“I’m so bored. I hate my life.” - Britney Spears

Das Langweilige ist interessant geworden, weil das Interessante angefangen hat langweilig zu werden. – Thomas Mann

"Never for money/always for love" - The Talking Heads

Friday, March 24, 2006

the two bit underground man

As a small timer, a two-bit underground man, LI has a bit of a chip on his shoulder about the rich – envy of all that spread. At the same time, however, there is always the eternal mystery of wealth. Not the mystery of how it is accrued – the mystery of why. A mystery best expressed in the immortal dialogue between J. Gittes and Noah Cross in Chinatown:

“Cross: That's what I am doing. If the bond issue passes Tuesday, there'll be eight million dollars to build an aqueduct and reservoir. I'm doing it.
Gittes: Gonna be a lot of irate citizens when they find out that they're paying for water that they're not gonna get.
Cross: Oh, that's all taken care of. You see, Mr. Gits. Either you bring the water to LA or you bring LA to the water.
Gittes: How you gonna do that?
Cross: By incorporating the valley into the city. Simple as that.
Gittes: How much are you worth?
Cross: I've no idea. How much do you want?
Gittes: I just want to know what you're worth. Over ten million?
Cross: Oh my, yes!
Gittes: Why are you doing it? How much better can you eat? What can you buy that you can't already afford?
Cross: The future, Mr. Gits - the future! Now where's the girl. I want the only daughter I've got left. As you found out, Evelyn was lost to me a long time ago.
Gittes: Who do you blame for that - her?
Cross: I don't blame myself. You see, Mr. Gits. Most people never have to face the fact that at the right time, the right place, they're capable of anything.”

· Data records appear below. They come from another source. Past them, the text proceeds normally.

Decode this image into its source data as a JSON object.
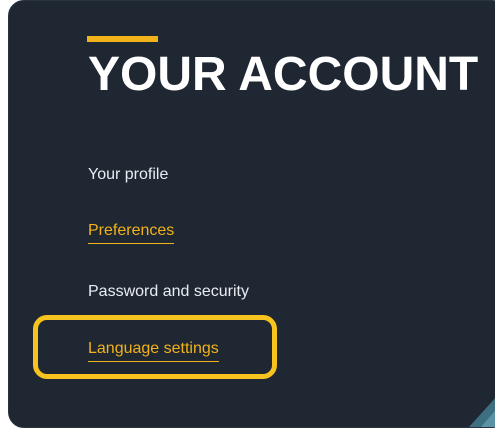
{
  "account_panel": {
    "title": "YOUR ACCOUNT",
    "menu": [
      {
        "label": "Your profile",
        "style": "plain"
      },
      {
        "label": "Preferences",
        "style": "link"
      },
      {
        "label": "Password and security",
        "style": "plain"
      },
      {
        "label": "Language settings",
        "style": "link",
        "highlighted": true
      }
    ]
  },
  "colors": {
    "panel_background": "#1f2733",
    "accent": "#f2b21a",
    "highlight_outline": "#f7c31f",
    "text": "#e9edf2",
    "title": "#ffffff"
  }
}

This rather neatly ties together two of the great mysteries of society: the incest prohibition (poor nervous Evelyn) and the desire of certain people to endlessly, endlessly acquire wealth. But let’s not go to Freud just yet. I’ve been, in fact, going to Georg Simmel. The translating job I have has forced me to read a bit of Simmel’s Philosophy of Money. Simmel’s complete works are up on the Net, for those who have the German to read it. For pauvre moi, always a week away from having not a pot to piss in, I’ve been extremely interested in Simmel’s notion of a the connection between money and the its degree of separation from labor. The series of ends, as he calls it, that money has to traverse has an unpredictable impact on money. Anybody who has hung around the rich puzzles over how certain petty expenditures can discombobulate them at the same time that large, gaudy, unbelievable expenditures are so very calmly made that there is a greatness in them. It is the latter quality that F. Scott Fitz was talking about.

So here is a bit from Simmel:

“We can’t deny, on a large enough scale … that there is a proportion between the tempo of earnings and that of expenditure.
Thus, nobody expends money more easily and with less prudence than the gambler, the goldminer and the demi-monde; and the ruinous financial policy of the Spanish since Carlos V can be pinned to the relative lack of work with which America’s noble metal fell to the lot of the Spanish.

This as it comes, so it goes (»wie gewonnen, so zerronnen«) refers not only to the objective structure of the economy, that tends to posit the security of the earned only as a price of a certain solidity of the earning: the professions of particularly easy and quick earning already contains in their objective circumstances the little canals, through which the earned has the tendency and chance to once again drain away.”

Now, for an economist, consumption is just consumption and there is no more mystery in it than the Eucharist holds for a Unitarian. But for LI, always wondering where the fuck my pittance goes to, those little canals are like fate, or the unconscious: the objectified unconscious of being broke. And yet, at a certain point, what can you do with that extra money? The objective circumstances of the rich, to correct F. Scott, are different. LI will return in another post to Simmel’s explanation of that.


New York Pervert said...

Roger-yes, they're different, which also explains why get rich; it alleviates boredom to some degree by changing the focus to getting extremely upset if some bauble is broken or your schedule is interrupted slightly. Also, if you come to a fork in the road with a rich person in it, take it--you'll get rich yourself, better for you.

You may like 'Ask the Dust' too. I'm sure you've read the Fante novel, and this is a good film translation. the novel is slight, no matter what all the brouhaha over Fante at the moment, so the movie is slighter than 'Chinatown' by a long shot; but you've got Towne scripting and directing, so the old Bunker Hill comes to life. Colin Farrell is even good in the part, although either one of the 'Brokeback' guys would have been a little more intense. I've looked at other Fante, and the others were unreadable.

roger said...


I didn't know they'd filmed that! Thanks for the tip. Fante is more interesting to me in terms of his bio, I admit, than his work, but I think I've only read Ask the Dust.